Worse, India has relied mostly on domestic production of the vaccine compared to the other big economies.
But closures owing to lockdowns have led to a shortfall in vaccine doses. Many states have had to close vaccinations for the 18 to 45 age group recently after inoculations for this bracket started on May 1.
The possibility of a worse third wave and the need for annual booster doses against a mutating virus means that demand could continue to outpace supply of vaccines.
The high infection rate as recovering patients gain antibodies could suggest some form of herd immunity, but there is little substitute for vigilance. Global examples too show re-infection is a possibility.
Meanwhile, vaccine pricing has shot up in an attempt to liberalise procurement. Manufacturers have been allowed to sell 50 per cent of the produce directly to states, corporates and private hospitals.
At private hospitals, a single dose can now cost up to 1,500 rupees (US$20), almost six times the original price, which will impose hurdles for vaccinating rural India, where disposable incomes are significantly lower.
ECONOMIC CHAOS TO LEAVE SOME SCARS
India’s consumption saw a quick return to normalcy after the first wave, owing to pent-up demand and festive shopping.
Yet hesitancy over spending may last longer this time around, given the severe impact on lives and livelihoods.

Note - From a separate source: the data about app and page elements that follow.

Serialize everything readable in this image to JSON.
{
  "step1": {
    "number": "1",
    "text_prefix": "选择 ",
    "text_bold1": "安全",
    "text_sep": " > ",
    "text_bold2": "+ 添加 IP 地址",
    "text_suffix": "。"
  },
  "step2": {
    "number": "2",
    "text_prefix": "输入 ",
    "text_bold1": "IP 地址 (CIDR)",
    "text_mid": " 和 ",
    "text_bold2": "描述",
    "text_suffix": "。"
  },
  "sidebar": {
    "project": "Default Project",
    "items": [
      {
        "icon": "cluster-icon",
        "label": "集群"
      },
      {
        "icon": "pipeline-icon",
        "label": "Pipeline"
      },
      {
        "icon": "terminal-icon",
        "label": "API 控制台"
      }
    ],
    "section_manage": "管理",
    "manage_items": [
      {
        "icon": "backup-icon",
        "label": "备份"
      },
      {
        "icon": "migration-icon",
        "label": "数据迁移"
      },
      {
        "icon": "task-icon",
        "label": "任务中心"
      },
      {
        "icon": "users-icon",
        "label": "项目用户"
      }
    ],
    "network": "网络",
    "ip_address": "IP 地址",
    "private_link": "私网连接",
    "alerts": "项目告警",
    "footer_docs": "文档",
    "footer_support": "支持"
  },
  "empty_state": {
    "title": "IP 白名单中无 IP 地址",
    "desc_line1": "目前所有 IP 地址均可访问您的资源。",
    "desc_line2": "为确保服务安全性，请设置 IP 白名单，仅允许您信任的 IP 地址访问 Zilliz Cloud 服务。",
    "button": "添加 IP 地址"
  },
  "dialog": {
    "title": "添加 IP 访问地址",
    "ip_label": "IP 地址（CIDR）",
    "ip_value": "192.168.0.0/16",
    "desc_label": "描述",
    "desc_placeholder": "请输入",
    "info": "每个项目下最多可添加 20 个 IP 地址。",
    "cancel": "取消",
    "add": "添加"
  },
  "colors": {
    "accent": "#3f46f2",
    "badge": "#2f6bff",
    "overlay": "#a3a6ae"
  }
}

Favourable base effects from last year will make the year-on-year numbers for the fiscal first quarter (April-June) GDP growth look promising. But much depends on when the virus peaks, and even the most optimistic projections will see a sequential decline in the current quarter.
Growth in the second half is likely if the virus peaks by May. The economy can reopen sometime over July to August if cases begin to taper.

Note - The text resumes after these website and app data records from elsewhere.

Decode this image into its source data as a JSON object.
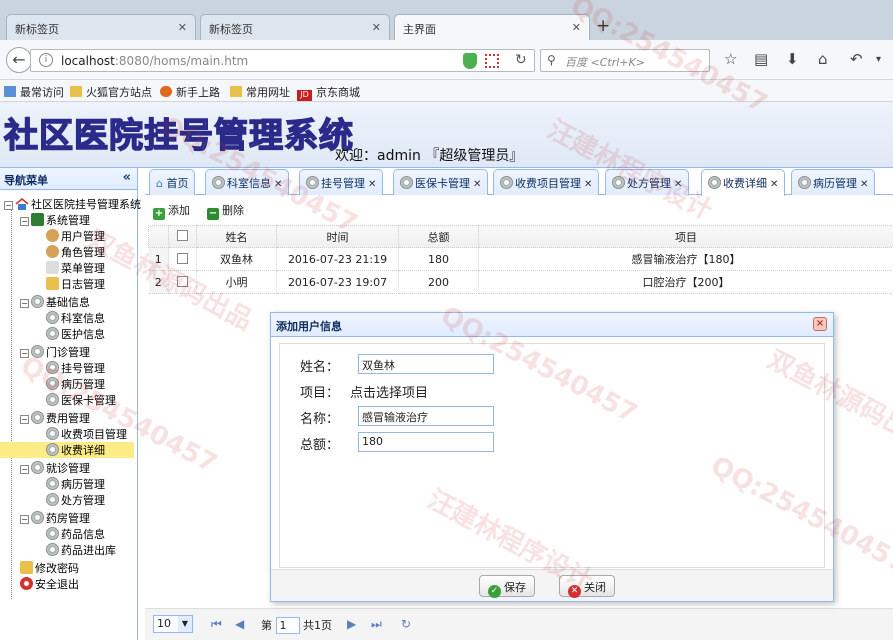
{
  "browser": {
    "tabs": [
      {
        "label": "新标签页"
      },
      {
        "label": "新标签页"
      },
      {
        "label": "主界面"
      }
    ],
    "new_tab": "+",
    "url_host": "localhost",
    "url_rest": ":8080/homs/main.htm",
    "search_placeholder": "百度 <Ctrl+K>",
    "bookmarks": [
      "最常访问",
      "火狐官方站点",
      "新手上路",
      "常用网址",
      "京东商城"
    ],
    "jd_badge": "JD"
  },
  "app": {
    "title": "社区医院挂号管理系统",
    "welcome": "欢迎：admin 『超级管理员』"
  },
  "nav": {
    "title": "导航菜单",
    "collapse": "«",
    "root": "社区医院挂号管理系统",
    "groups": [
      {
        "label": "系统管理",
        "items": [
          "用户管理",
          "角色管理",
          "菜单管理",
          "日志管理"
        ]
      },
      {
        "label": "基础信息",
        "items": [
          "科室信息",
          "医护信息"
        ]
      },
      {
        "label": "门诊管理",
        "items": [
          "挂号管理",
          "病历管理",
          "医保卡管理"
        ]
      },
      {
        "label": "费用管理",
        "items": [
          "收费项目管理",
          "收费详细"
        ]
      },
      {
        "label": "就诊管理",
        "items": [
          "病历管理",
          "处方管理"
        ]
      },
      {
        "label": "药房管理",
        "items": [
          "药品信息",
          "药品进出库"
        ]
      }
    ],
    "extras": [
      "修改密码",
      "安全退出"
    ],
    "selected": "收费详细"
  },
  "tabs": [
    {
      "label": "首页"
    },
    {
      "label": "科室信息"
    },
    {
      "label": "挂号管理"
    },
    {
      "label": "医保卡管理"
    },
    {
      "label": "收费项目管理"
    },
    {
      "label": "处方管理"
    },
    {
      "label": "收费详细"
    },
    {
      "label": "病历管理"
    }
  ],
  "toolbar": {
    "add": "添加",
    "delete": "删除"
  },
  "grid": {
    "columns": [
      "姓名",
      "时间",
      "总额",
      "项目"
    ],
    "rows": [
      {
        "num": "1",
        "name": "双鱼林",
        "time": "2016-07-23 21:19",
        "total": "180",
        "item": "感冒输液治疗【180】"
      },
      {
        "num": "2",
        "name": "小明",
        "time": "2016-07-23 19:07",
        "total": "200",
        "item": "口腔治疗【200】"
      }
    ]
  },
  "pager": {
    "page_size": "10",
    "page_prefix": "第",
    "page_value": "1",
    "page_suffix": "共1页"
  },
  "dialog": {
    "title": "添加用户信息",
    "close": "×",
    "name_label": "姓名：",
    "name_value": "双鱼林",
    "item_label": "项目：",
    "item_value": "点击选择项目",
    "title_label": "名称：",
    "title_value": "感冒输液治疗",
    "total_label": "总额：",
    "total_value": "180",
    "save": "保存",
    "cancel": "关闭"
  },
  "watermarks": [
    "QQ:254540457",
    "双鱼林源码出品",
    "汪建林程序设计"
  ]
}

But if this virus resurgence remains out of control, we will see longer-lasting scars in the labour market and a drag on India’s potential output.
Consumption spending will take a medium-term hit. Most casualties have been in the adult population, many of whom were likely the sole breadwinners for their families. A disproportionate impact can also be expected on India’s informal sector, which constitutes the bulk of the economy.

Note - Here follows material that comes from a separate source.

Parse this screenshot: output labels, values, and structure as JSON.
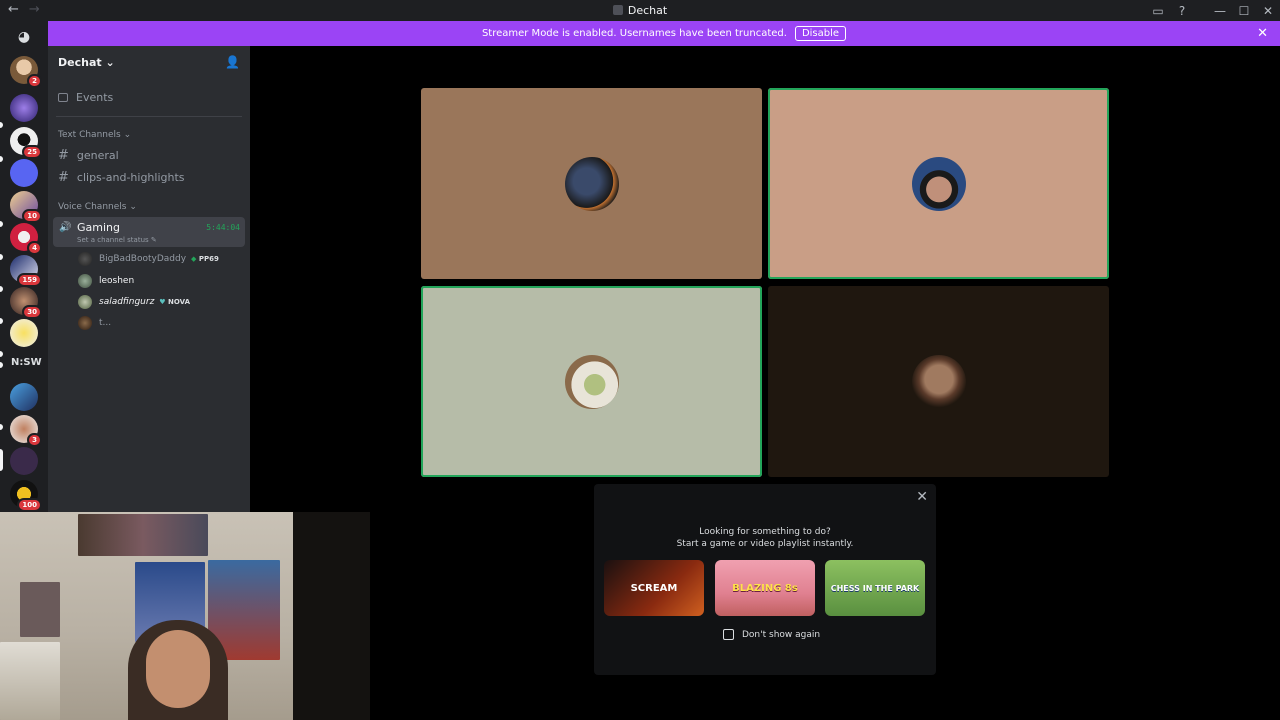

The post-pandemic era will also amplify pre-COVID structural headwinds leaving stressed corporate balance sheets and banks with more non-performing assets.
Hence, an investment-led recovery may remain elusive as well, unless structural reforms are prioritised.
GLOBAL REPERCUSSIONS WILL BE MATERIAL
India’s COVID-19 crisis is not only proving to be tough for the domestic economy, it is also likely to create multi-dimensional drags for parts of the global economy and foreign relations.
Variants first detected in India have spread to the global economy.
Even as trade continues, many countries are likely to keep their borders shut to passenger commute, particularly to India, for a prolonged period unless it can get its act together.
The greatest impact will come as India’s migrant labour, key to construction and services industries in the Middle East and in Southeast Asia, have been repatriated.
With borders now closed and limited visibility on when these might open again, labour flows are likely to remain closed or minimal, sparking labour supply shortages in many countries.
India has also stopped exports of vaccines and life-saving drugs, leading to delays in reaching herd immunity, especially for low-income countries.
POLICY MISSTEPS MUST BE AVOIDED
Although the need for immediate spending support remains tilted toward sustenance through cash handouts and easy credit, the pandemic has opened opportunities for investments by the Indian government and the public sector that can take the economy on a high growth path again.
Healthcare investments and support to contact-intensive sectors remain the priority for the next few years, while advancements in digital and e-commerce are also needed.
For now, rating agencies remain optimistic about India’s post-COVID rebound. They see it as being delayed, not denied.
But there is a need to remain watchful as two of the three major agencies - Fitch and Moody’s - have issued a negative outlook on India, and India’s credit rating stands just above investment grade.
Charu Chanana is Lead Economist, Asia, at Continuum Economics.